You can find out more about the program and watch a short video by visiting my dedicated Get at the Roots website.
In Health,
Marie Olson, NTP

NutriSimplicity has officially launched!

I’m so excited to welcome you to my brand spanking new website,! Thank you to everyone who has supported me in this journey.

I am hoping to post at least monthly to this blog with nutrition tips, cooking ideas and general wellness info.  If there’s a certain topic you’d like to see addressed, please contact me and I’ll see what I can do! In the interim, feel free to browse the site and see what it has to offer.  I hope you find it helpful!

A little bit about my nutrition philosophy: I think food should nourish you – body and soul.  Which means food should taste GOOD.  It should be good for you and give you everything your body needs to thrive and complete all of its numerous processes each day.  If you’re lacking energy or focus, chances are your ratios of fat, carbohydrates and protein are off.  All three of these macronutrients are essential for a healthy body – don’t avoid any of these if you’d like to be healthy! I also think food should be simple.  Who has hours to spend prepping and cooking meals every day?

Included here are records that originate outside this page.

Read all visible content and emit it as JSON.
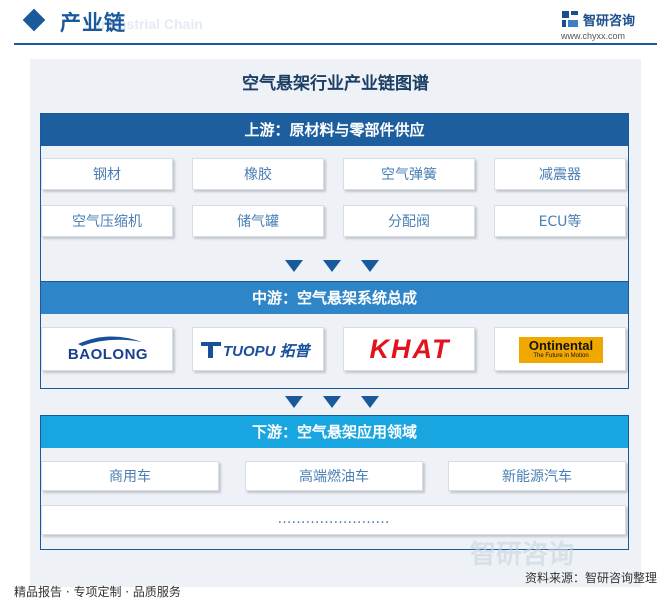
{
  "header": {
    "title": "产业链",
    "subtitle": "Industrial Chain",
    "brand_name": "智研咨询",
    "brand_url": "www.chyxx.com"
  },
  "map_title": "空气悬架行业产业链图谱",
  "upstream": {
    "title": "上游：原材料与零部件供应",
    "items": [
      "钢材",
      "橡胶",
      "空气弹簧",
      "减震器",
      "空气压缩机",
      "储气罐",
      "分配阀",
      "ECU等"
    ]
  },
  "midstream": {
    "title": "中游：空气悬架系统总成",
    "logos": [
      "BAOLONG",
      "TUOPU 拓普",
      "KHAT",
      "Ontinental",
      "The Future in Motion"
    ]
  },
  "downstream": {
    "title": "下游：空气悬架应用领域",
    "items": [
      "商用车",
      "高端燃油车",
      "新能源汽车"
    ],
    "more": "……………………"
  },
  "footer": {
    "left": "精品报告 · 专项定制 · 品质服务",
    "right": "资料来源：智研咨询整理"
  },
  "watermark": "智研咨询",
  "colors": {
    "upstream_bar": "#1d5f9e",
    "midstream_bar": "#2e86c8",
    "downstream_bar": "#19a5e0",
    "arrow": "#1a5a9c",
    "item_text": "#4a7fb5"
  }
}
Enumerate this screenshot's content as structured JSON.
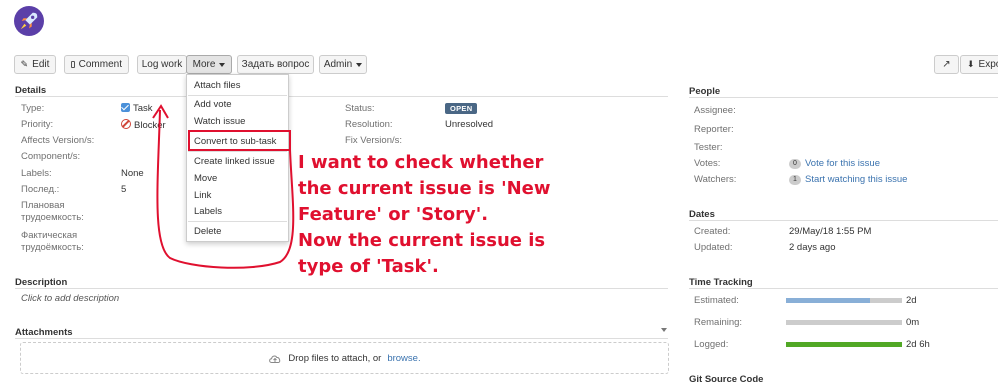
{
  "toolbar": {
    "edit": "Edit",
    "comment": "Comment",
    "log_work": "Log work",
    "more": "More",
    "ask_question": "Задать вопрос",
    "admin": "Admin",
    "export": "Expo"
  },
  "details": {
    "title": "Details",
    "type_label": "Type:",
    "type_value": "Task",
    "priority_label": "Priority:",
    "priority_value": "Blocker",
    "affects_label": "Affects Version/s:",
    "component_label": "Component/s:",
    "labels_label": "Labels:",
    "labels_value": "None",
    "last_label": "Послед.:",
    "last_value": "5",
    "planned_label_1": "Плановая",
    "planned_label_2": "трудоемкость:",
    "actual_label_1": "Фактическая",
    "actual_label_2": "трудоёмкость:",
    "status_label": "Status:",
    "status_value": "OPEN",
    "resolution_label": "Resolution:",
    "resolution_value": "Unresolved",
    "fix_label": "Fix Version/s:"
  },
  "more_menu": {
    "items": [
      "Attach files",
      "Add vote",
      "Watch issue",
      "Convert to sub-task",
      "Create linked issue",
      "Move",
      "Link",
      "Labels",
      "Delete"
    ]
  },
  "annotation": {
    "text": "I want to check whether\nthe current issue is 'New\nFeature' or 'Story'.\nNow the current issue is\ntype of 'Task'."
  },
  "description": {
    "title": "Description",
    "placeholder": "Click to add description"
  },
  "attachments": {
    "title": "Attachments",
    "drop_text": "Drop files to attach, or",
    "browse": "browse."
  },
  "people": {
    "title": "People",
    "assignee_label": "Assignee:",
    "reporter_label": "Reporter:",
    "tester_label": "Tester:",
    "votes_label": "Votes:",
    "votes_count": "0",
    "votes_link": "Vote for this issue",
    "watchers_label": "Watchers:",
    "watchers_count": "1",
    "watchers_link": "Start watching this issue"
  },
  "dates": {
    "title": "Dates",
    "created_label": "Created:",
    "created_value": "29/May/18 1:55 PM",
    "updated_label": "Updated:",
    "updated_value": "2 days ago"
  },
  "time_tracking": {
    "title": "Time Tracking",
    "estimated_label": "Estimated:",
    "estimated_value": "2d",
    "estimated_fraction": 0.72,
    "remaining_label": "Remaining:",
    "remaining_value": "0m",
    "remaining_fraction": 0,
    "logged_label": "Logged:",
    "logged_value": "2d 6h",
    "logged_fraction": 1,
    "colors": {
      "estimated": "#89afd7",
      "remaining": "#cccccc",
      "logged": "#51a825"
    }
  },
  "git": {
    "title": "Git Source Code"
  },
  "colors": {
    "annotation": "#e0102f",
    "status_badge": "#4a6785",
    "link": "#3b73af"
  }
}
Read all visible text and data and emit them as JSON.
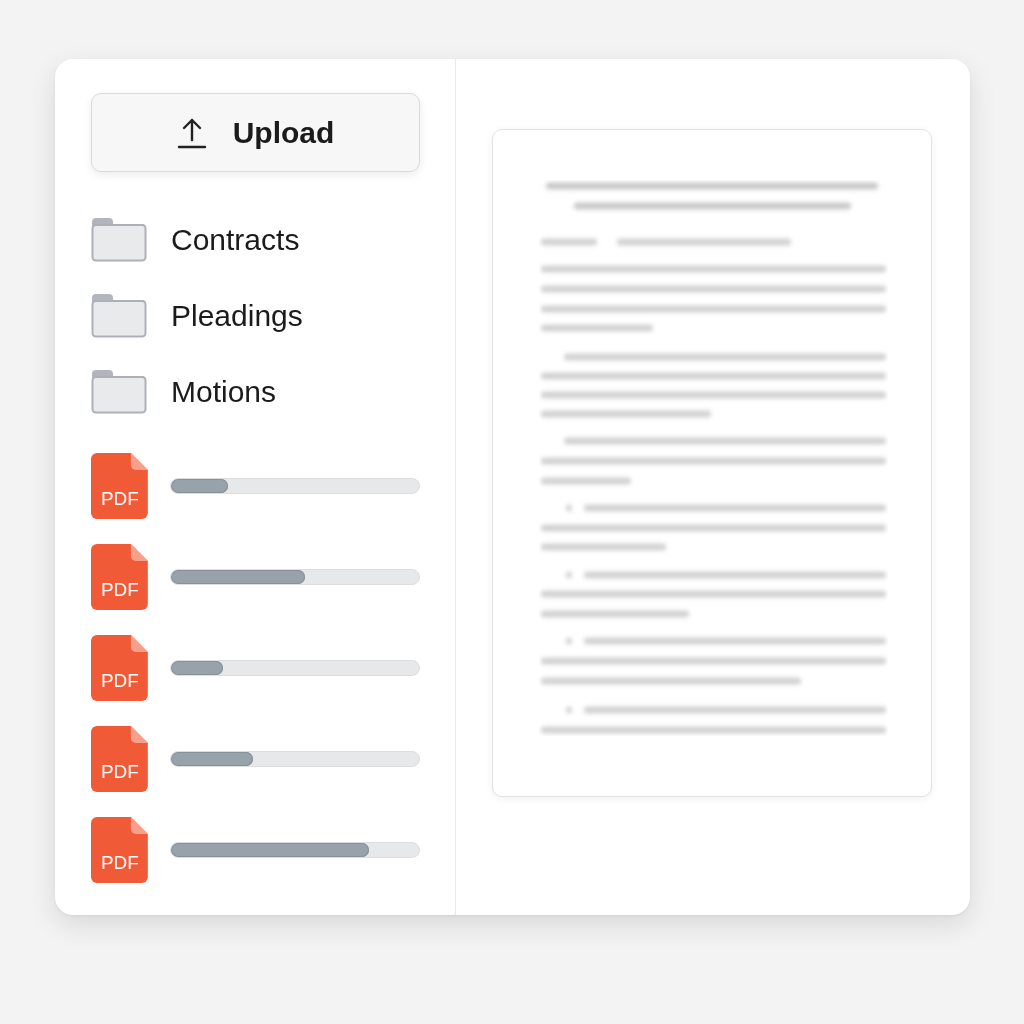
{
  "upload_button": {
    "label": "Upload"
  },
  "folders": [
    {
      "name": "Contracts"
    },
    {
      "name": "Pleadings"
    },
    {
      "name": "Motions"
    }
  ],
  "uploads": [
    {
      "file_type": "PDF",
      "level": 0.23
    },
    {
      "file_type": "PDF",
      "level": 0.54
    },
    {
      "file_type": "PDF",
      "level": 0.21
    },
    {
      "file_type": "PDF",
      "level": 0.33
    },
    {
      "file_type": "PDF",
      "level": 0.8
    }
  ],
  "document_preview": {
    "kind": "blurred_page"
  }
}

One of the easiest ways to make food more appealing is to make it look good – we eat with our eyes first, right? Here’s a few images of “fancy” knife cuts you can do to give interest to your meals.  This is certainly not something you need do daily; but it’s fun to mix things up from time to time! Even better – why not do one big prep session and knock out all the veggies you need for the week at once – then just freeze or throw in the fridge to use throughout the week? By making your food uniform in size, it helps it to cook at the same rate, and it makes it easier to eat while also appealing to the eye.  Invest in at least one good chef’s knife that you can use for the bulk of your food prep, and you’ll be all set! You can always add specialty knives later…start with the basics and keep in simple.  Cooking should be fun! We have to eat every day, right? Who needs complicated?

Have fun experimenting with your kitchen knife skills! Practice makes progress, and if you practice a little every day, soon you’ll be a pro at using your knife and making your food look good enough to eat! ;D

In Health,

Marie Olson, NTP